To do → The word "tokens" marks the lines to copy; find all of them in the entries below.

+++ Records for the exercise +++

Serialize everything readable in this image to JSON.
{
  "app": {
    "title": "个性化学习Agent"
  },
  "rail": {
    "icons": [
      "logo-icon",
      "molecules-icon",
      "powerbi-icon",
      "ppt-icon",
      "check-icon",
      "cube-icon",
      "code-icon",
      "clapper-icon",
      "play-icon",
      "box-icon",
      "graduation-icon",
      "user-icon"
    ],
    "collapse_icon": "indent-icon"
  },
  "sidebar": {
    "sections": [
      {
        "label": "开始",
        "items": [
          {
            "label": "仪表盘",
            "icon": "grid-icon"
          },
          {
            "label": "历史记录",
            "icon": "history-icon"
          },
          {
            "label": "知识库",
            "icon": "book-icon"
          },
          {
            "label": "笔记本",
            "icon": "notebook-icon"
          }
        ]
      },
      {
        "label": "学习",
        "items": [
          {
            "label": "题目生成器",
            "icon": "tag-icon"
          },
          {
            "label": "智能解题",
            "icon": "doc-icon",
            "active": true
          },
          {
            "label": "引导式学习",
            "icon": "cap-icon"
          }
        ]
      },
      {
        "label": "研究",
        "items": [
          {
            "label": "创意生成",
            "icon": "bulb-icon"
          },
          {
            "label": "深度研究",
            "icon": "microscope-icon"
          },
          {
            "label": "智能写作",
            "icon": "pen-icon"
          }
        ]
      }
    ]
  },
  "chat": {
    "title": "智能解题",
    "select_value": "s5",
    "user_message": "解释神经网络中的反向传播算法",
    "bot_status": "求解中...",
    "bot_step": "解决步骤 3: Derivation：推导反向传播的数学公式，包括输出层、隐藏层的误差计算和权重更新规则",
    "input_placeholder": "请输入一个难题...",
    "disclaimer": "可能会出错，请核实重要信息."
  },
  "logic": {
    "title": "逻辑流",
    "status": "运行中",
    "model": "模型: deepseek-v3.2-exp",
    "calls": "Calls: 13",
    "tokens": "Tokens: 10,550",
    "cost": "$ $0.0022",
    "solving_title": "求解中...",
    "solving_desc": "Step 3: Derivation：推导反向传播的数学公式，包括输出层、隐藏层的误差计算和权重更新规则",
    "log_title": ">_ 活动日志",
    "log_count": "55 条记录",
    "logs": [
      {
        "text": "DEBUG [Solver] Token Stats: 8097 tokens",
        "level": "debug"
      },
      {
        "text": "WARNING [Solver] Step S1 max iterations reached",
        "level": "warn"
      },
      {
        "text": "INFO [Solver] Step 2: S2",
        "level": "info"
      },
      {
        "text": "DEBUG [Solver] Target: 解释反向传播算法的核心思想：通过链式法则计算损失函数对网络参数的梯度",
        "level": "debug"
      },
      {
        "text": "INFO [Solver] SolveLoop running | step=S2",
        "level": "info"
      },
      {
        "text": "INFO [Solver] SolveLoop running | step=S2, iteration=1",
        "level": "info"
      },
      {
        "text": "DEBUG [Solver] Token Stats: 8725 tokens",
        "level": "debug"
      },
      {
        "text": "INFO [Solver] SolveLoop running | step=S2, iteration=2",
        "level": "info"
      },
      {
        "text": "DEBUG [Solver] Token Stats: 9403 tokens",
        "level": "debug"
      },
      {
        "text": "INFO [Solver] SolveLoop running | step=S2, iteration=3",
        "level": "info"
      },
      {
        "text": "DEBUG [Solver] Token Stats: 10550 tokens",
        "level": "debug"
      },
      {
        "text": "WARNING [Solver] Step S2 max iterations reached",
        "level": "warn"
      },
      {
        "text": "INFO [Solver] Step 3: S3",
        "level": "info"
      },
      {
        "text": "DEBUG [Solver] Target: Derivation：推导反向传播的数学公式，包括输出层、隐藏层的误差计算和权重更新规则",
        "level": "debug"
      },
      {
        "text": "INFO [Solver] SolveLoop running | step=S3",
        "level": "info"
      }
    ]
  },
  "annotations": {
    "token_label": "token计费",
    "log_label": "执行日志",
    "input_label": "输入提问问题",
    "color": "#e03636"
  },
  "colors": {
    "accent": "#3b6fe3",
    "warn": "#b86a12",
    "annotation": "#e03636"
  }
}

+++

Result of this exercise →
    "tokens": "Tokens: 10,550",
        "text": "DEBUG [Solver] Token Stats: 8097 tokens",
        "text": "DEBUG [Solver] Token Stats: 8725 tokens",
        "text": "DEBUG [Solver] Token Stats: 9403 tokens",
        "text": "DEBUG [Solver] Token Stats: 10550 tokens",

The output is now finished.